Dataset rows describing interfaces

____________________

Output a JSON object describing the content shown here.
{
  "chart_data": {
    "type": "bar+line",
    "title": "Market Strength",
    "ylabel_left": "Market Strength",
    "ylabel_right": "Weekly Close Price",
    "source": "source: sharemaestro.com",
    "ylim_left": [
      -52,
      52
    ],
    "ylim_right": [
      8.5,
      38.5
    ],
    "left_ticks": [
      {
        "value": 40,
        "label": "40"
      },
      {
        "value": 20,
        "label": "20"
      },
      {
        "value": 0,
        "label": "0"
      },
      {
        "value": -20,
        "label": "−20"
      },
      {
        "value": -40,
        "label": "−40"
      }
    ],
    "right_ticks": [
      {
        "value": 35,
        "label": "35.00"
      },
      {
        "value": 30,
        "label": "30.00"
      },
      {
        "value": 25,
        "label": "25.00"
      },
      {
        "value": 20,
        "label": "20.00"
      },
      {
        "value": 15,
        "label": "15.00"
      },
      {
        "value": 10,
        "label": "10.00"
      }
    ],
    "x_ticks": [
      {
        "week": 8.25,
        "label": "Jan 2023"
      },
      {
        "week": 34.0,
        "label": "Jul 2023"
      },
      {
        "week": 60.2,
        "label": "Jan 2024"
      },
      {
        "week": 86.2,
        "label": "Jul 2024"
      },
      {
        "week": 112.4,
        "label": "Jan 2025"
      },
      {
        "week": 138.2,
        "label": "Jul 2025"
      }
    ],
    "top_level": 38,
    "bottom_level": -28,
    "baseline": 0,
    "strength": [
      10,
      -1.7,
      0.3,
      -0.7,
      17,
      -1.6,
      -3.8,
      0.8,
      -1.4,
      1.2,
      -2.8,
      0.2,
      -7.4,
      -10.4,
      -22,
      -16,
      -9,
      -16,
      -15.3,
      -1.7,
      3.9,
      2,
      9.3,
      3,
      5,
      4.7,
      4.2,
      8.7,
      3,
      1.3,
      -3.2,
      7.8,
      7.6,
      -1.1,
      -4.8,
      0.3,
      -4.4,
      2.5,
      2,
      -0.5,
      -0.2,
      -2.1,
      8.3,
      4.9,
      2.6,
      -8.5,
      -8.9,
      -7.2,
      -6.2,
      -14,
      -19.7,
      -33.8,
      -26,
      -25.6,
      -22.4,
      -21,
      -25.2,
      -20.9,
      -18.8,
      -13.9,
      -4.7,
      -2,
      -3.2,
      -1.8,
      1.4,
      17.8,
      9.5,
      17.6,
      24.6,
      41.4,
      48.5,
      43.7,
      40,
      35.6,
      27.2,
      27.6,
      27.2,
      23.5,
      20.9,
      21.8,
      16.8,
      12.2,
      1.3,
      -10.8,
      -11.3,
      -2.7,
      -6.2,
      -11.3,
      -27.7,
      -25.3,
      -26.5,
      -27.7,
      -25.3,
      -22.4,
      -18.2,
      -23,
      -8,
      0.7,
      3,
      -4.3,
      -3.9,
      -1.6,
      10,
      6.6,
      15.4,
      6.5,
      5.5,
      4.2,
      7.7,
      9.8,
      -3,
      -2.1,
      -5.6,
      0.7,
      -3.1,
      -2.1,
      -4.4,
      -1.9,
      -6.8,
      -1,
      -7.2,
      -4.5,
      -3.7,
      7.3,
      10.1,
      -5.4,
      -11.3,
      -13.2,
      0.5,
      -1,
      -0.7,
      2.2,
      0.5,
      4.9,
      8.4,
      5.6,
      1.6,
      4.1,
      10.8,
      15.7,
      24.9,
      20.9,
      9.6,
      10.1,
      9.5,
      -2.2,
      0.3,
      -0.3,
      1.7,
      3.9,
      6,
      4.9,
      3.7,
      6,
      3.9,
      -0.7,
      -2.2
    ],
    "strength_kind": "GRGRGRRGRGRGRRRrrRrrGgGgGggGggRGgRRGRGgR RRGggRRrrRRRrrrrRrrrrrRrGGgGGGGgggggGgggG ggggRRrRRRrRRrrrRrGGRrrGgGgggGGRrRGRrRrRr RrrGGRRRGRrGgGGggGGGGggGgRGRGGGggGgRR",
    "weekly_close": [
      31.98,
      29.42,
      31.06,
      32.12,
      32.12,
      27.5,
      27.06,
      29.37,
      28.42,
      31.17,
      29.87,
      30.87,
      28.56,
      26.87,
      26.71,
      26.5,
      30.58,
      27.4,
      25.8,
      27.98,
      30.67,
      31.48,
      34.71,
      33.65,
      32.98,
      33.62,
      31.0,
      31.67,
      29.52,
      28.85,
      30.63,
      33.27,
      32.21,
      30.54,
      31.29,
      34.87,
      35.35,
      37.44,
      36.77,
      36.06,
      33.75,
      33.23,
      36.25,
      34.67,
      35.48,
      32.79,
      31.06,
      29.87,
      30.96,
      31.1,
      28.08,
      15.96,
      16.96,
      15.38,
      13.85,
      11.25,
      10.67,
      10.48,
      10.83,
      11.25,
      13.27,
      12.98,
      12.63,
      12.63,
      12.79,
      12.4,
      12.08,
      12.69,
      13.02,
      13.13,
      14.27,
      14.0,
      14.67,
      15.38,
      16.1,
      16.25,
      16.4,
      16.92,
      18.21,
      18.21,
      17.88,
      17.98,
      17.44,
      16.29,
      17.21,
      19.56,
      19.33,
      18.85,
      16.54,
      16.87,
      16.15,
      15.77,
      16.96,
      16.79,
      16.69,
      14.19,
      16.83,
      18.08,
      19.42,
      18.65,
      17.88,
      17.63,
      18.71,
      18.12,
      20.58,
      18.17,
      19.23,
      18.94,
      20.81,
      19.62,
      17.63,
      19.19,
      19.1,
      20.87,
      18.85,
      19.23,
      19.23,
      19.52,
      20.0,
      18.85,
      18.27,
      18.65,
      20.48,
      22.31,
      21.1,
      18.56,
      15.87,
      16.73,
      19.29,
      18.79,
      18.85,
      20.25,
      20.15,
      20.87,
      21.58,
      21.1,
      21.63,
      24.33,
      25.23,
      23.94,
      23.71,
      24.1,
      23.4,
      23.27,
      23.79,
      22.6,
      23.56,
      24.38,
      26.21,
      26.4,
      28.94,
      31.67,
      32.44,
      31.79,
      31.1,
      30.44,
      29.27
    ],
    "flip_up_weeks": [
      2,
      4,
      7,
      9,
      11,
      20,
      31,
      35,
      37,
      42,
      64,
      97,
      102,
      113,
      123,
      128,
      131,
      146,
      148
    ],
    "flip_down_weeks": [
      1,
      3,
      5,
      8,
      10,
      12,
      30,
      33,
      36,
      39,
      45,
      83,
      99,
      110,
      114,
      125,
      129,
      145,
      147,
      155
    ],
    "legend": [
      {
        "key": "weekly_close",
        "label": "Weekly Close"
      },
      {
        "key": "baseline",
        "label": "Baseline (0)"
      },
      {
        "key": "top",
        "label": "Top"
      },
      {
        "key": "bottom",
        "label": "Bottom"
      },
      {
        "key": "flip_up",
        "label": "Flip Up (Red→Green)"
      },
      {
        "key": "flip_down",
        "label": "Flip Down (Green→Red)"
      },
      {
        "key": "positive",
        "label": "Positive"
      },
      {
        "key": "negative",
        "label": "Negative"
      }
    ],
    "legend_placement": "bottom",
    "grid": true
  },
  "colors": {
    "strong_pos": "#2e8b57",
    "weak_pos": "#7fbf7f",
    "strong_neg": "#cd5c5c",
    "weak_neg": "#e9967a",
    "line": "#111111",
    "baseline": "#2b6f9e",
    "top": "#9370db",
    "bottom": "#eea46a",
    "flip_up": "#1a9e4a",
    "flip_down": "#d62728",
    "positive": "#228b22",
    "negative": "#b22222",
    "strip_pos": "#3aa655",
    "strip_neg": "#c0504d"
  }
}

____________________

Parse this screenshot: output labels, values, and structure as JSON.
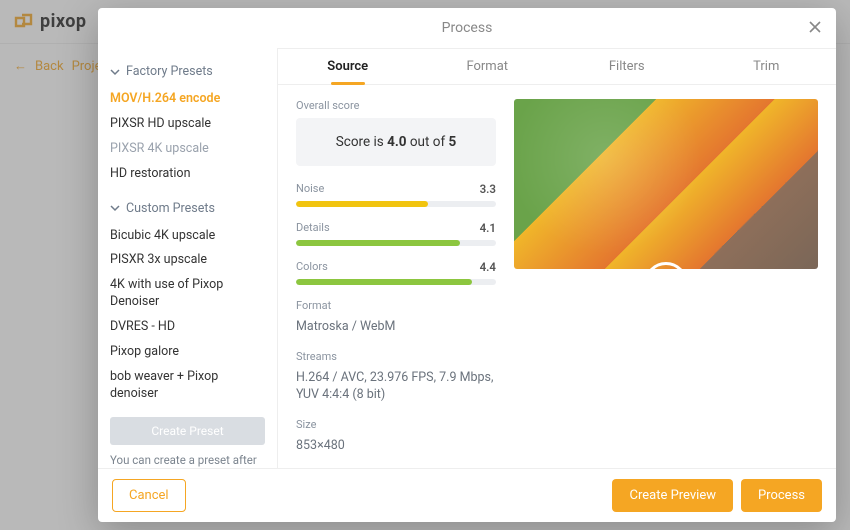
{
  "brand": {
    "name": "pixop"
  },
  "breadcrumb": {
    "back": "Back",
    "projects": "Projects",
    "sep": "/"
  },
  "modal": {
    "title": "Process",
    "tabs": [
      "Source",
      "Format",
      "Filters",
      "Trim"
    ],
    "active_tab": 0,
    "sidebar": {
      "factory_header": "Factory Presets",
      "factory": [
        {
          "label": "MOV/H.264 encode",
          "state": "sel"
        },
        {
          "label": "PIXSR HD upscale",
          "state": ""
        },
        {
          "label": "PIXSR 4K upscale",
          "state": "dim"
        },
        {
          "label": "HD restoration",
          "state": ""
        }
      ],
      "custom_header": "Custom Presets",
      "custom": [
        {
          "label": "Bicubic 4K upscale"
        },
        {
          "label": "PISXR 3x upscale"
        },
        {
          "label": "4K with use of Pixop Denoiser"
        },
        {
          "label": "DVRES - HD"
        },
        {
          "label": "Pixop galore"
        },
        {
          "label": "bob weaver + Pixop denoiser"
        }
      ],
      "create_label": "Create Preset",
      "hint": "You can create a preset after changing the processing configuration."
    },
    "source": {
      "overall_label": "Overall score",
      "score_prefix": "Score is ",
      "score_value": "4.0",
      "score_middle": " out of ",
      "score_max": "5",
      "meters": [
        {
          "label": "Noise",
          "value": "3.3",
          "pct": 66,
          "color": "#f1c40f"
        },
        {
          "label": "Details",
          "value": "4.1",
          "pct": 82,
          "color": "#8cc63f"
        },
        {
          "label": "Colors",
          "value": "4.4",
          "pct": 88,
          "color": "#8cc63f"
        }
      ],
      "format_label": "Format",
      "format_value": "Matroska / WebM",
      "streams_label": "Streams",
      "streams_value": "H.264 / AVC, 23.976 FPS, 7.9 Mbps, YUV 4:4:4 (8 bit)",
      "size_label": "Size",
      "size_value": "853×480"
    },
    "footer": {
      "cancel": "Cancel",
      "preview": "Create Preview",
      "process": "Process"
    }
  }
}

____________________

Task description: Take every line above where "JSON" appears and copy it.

Answer below:
Output a JSON object describing the content shown here.
Parse this screenshot: output labels, values, and structure as JSON.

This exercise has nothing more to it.